Alexander the Great
Alexander the Great was the son of Philip of Macedon (Philip II, as Alexander was Alexander III, but the earlier Philips and Alexanders were far less notable), and his wife Olympias. He was born around 356BCE, and succeeded his father on the throne of Macedon around 336BCE.
Philip had had expansionist plans for his kingdom and Alexander took these up, obtaining the overall generalship of the armies of Classical Greece, and then initiating an invasion of Asia Minor, intending to challenge the empire of Persia. Eventually he defeated Darius III of Persia and "liberated" (i.e. brought under his own sway) the Persian-conquered territories around the Mediterranean, including Egypt. From Persia, he led his armies into the Kush and extended his sway to the Indus River. In 326BCE he invaded India, but found himself unable to achieve a staying-point which would also be acceptable to his troops, by then yearning for their families and homelands and fearful of their lives in lands far beyond their ken.
Alexander died in Balylon in 323BCE, and after his death his subdivided empire fell apart in civil war. However, he had affected the three major powers of the Western World -- Greece, Persia, and Egypt -- and spread Hellenistic civilization across a broad swathe of the globe.
The mark he left on history meant that when later leaders and nations wanted a standard against which to measure their achievements, his was one of the primary contenders. Greece, Rome, Byzantium, the Carolingian Empire, and, later, its Holy Roman successor, and the great kingdoms of Spian, France, and England, were all to accept his as one of the Golden Ages, and to seek to model themselves on him, or to claim him as a forebear.

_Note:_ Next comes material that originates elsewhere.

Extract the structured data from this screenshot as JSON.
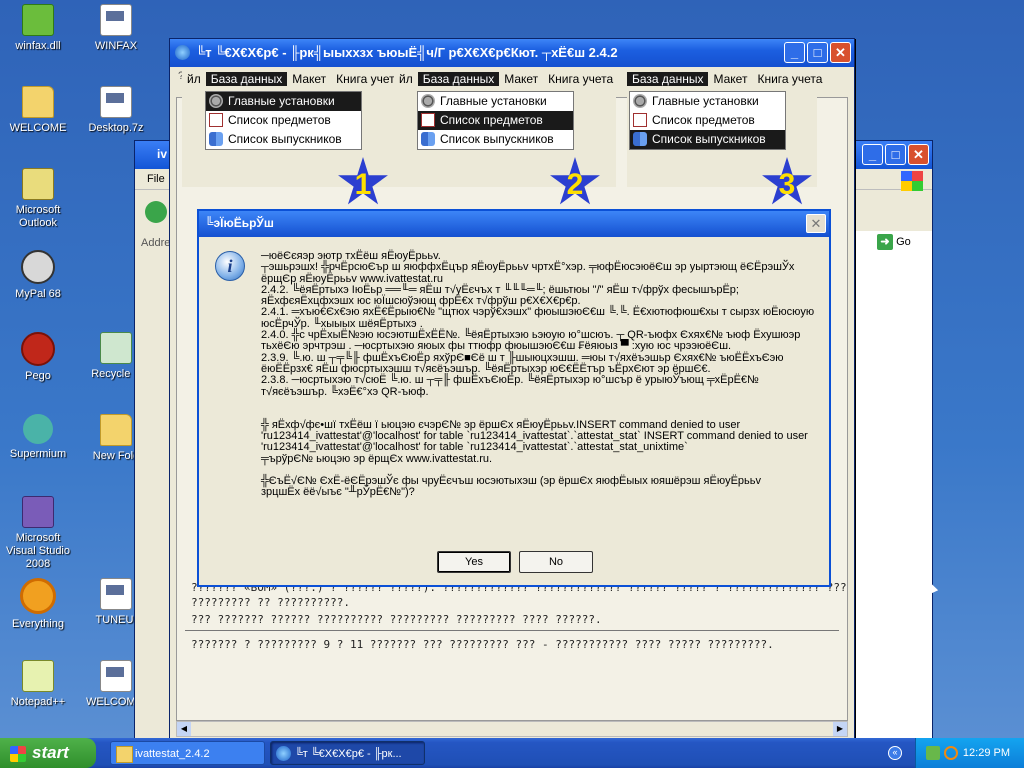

He founded at least twenty cities which bore his name (and many others) and modern-day analysts claim that his influence can still be found in ritual practices of the Buddhist faiths. His life spawned a romance which gathered legends to itself (many dubious and having nothing originally to do with Alexander), and whilst the Judaeo-Christian Bible does not overtly refer to him, the Quran mentions "the two-horned one" (Alexander later claimed a connection with the ram-horned Egyptin deity Amun), ansd ascribes to him parallel feats to those accorded to Alexander in the romance.